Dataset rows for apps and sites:
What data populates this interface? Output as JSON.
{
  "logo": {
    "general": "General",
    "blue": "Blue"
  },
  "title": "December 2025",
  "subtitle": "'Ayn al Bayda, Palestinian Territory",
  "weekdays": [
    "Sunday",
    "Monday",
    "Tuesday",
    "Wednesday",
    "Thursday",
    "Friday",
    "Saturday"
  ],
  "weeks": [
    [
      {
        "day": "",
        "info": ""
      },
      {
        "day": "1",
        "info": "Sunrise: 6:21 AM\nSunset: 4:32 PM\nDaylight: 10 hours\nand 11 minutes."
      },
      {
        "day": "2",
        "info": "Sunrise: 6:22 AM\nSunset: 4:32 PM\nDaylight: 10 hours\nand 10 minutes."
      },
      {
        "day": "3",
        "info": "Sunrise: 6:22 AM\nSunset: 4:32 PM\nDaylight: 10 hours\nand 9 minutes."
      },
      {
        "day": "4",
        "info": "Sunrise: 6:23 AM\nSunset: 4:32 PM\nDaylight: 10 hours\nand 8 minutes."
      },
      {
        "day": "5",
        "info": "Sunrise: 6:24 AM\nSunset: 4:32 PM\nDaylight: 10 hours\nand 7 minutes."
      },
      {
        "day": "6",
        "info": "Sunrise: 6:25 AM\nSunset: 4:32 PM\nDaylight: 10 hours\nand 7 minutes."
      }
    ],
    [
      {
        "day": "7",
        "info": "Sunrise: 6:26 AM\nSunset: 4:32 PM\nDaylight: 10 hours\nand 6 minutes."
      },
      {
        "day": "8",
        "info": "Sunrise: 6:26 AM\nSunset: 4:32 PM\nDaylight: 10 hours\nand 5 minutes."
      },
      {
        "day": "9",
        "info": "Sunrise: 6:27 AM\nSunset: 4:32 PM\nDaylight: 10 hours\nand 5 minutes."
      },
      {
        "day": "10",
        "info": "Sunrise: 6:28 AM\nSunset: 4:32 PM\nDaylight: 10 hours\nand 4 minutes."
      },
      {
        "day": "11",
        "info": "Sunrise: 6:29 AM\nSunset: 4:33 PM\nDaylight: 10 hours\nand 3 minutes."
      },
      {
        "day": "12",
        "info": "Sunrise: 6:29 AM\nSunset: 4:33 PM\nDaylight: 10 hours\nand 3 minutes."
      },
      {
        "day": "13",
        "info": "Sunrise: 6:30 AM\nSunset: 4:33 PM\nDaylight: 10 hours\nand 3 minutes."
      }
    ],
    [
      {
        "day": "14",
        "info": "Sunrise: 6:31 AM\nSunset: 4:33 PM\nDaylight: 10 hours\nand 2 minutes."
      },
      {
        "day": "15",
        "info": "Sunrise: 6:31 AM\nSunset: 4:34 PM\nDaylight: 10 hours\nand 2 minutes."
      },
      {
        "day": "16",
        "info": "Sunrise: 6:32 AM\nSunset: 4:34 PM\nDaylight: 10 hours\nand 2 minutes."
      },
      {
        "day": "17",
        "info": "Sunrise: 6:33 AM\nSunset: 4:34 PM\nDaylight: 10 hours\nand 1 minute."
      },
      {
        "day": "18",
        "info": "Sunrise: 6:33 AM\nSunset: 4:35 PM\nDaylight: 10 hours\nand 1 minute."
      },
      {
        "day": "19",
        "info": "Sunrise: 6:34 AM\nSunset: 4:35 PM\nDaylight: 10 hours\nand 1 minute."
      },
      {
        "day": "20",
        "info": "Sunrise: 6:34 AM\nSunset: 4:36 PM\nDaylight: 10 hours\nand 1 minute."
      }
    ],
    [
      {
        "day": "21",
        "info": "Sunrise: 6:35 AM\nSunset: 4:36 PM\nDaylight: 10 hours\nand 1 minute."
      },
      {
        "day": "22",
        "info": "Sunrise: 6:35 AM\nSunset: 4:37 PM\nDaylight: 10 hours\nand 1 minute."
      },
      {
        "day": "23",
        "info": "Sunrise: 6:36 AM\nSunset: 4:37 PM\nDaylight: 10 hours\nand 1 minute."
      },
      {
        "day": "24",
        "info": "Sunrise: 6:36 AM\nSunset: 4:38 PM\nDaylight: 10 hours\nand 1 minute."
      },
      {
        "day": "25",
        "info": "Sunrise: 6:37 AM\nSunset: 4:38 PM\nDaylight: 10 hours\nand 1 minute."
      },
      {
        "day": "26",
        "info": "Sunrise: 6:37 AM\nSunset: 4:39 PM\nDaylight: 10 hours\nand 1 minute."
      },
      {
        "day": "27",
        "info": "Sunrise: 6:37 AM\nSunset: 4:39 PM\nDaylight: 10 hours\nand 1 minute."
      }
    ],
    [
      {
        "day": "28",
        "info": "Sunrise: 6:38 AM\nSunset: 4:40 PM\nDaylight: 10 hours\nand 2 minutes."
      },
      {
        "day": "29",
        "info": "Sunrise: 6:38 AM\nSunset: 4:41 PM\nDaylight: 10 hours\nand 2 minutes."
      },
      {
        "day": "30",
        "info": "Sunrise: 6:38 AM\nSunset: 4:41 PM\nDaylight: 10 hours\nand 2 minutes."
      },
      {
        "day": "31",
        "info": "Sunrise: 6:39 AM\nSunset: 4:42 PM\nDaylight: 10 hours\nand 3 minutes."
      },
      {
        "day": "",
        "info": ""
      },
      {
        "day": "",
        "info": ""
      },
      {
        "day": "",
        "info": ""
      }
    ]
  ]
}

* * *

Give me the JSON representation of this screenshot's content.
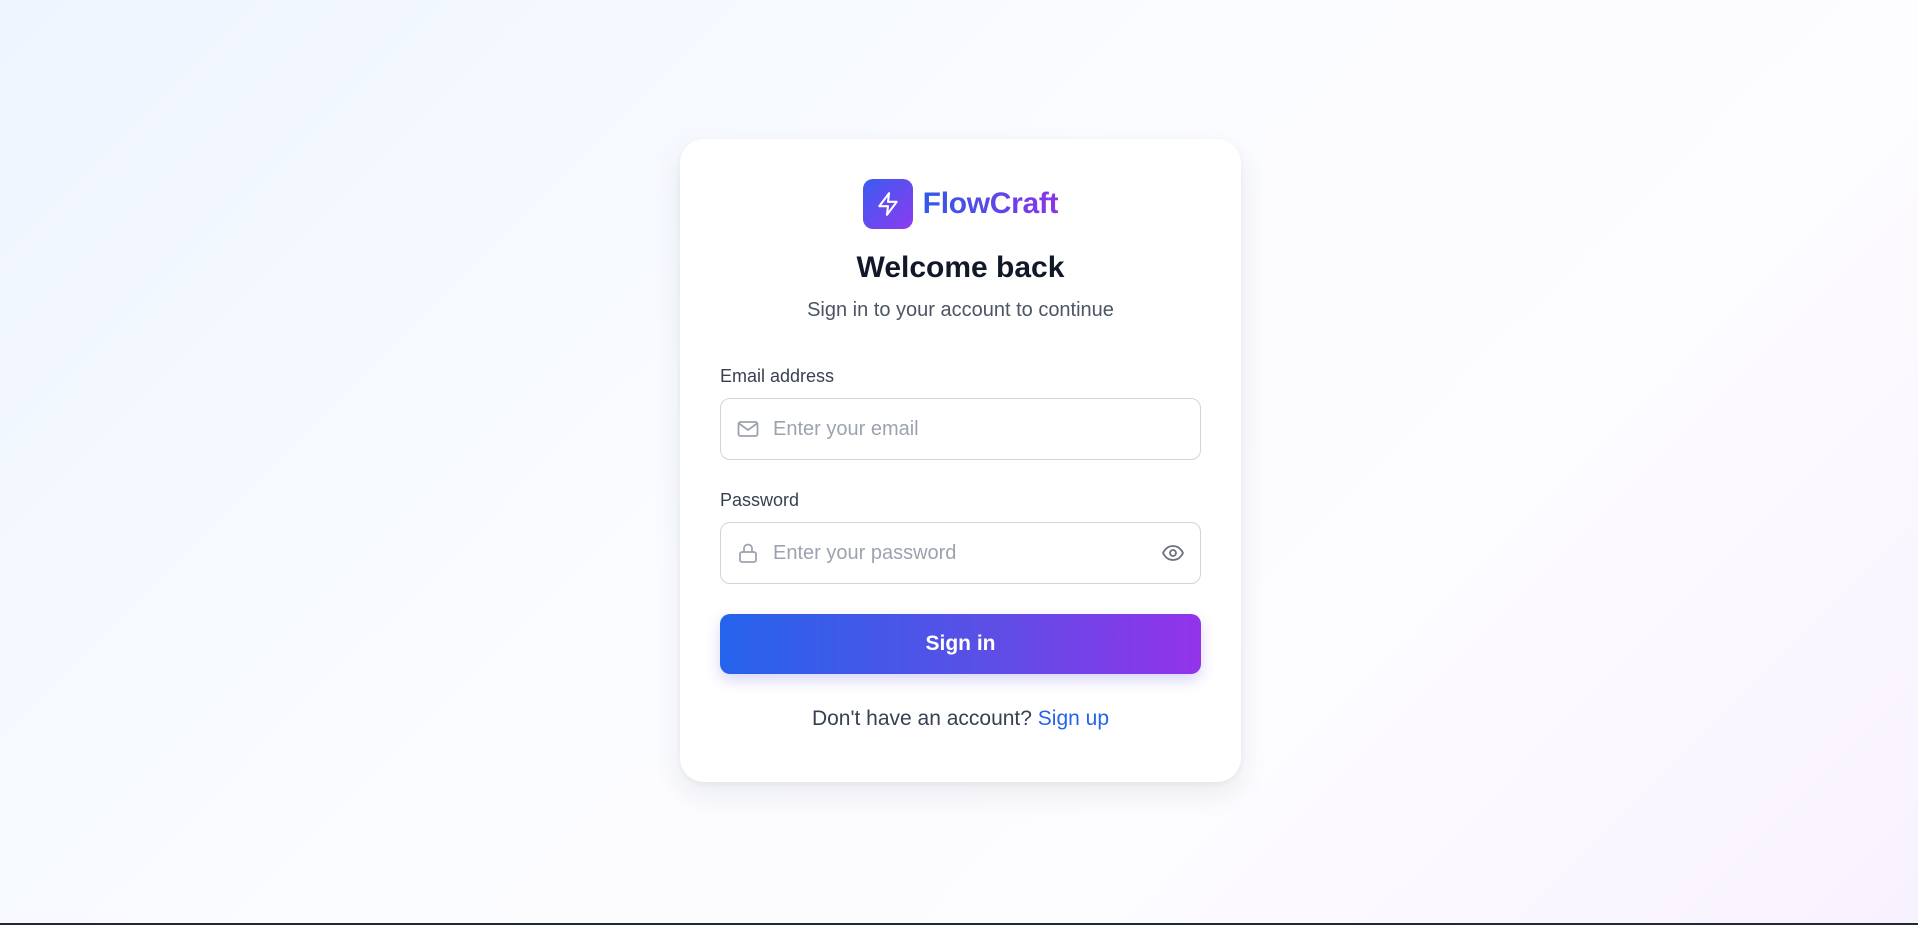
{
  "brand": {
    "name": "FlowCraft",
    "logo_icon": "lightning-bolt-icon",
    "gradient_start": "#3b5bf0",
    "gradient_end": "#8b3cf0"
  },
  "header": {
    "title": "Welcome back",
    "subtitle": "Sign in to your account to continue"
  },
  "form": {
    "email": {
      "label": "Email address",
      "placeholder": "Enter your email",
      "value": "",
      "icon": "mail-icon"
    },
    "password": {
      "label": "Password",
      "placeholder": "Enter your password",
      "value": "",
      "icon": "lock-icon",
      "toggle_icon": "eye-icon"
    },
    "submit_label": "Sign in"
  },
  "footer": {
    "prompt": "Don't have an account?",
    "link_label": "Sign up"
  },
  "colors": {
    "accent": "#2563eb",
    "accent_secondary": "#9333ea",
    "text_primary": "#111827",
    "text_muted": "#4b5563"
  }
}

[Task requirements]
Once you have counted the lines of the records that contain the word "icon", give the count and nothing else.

[Exercise output]
4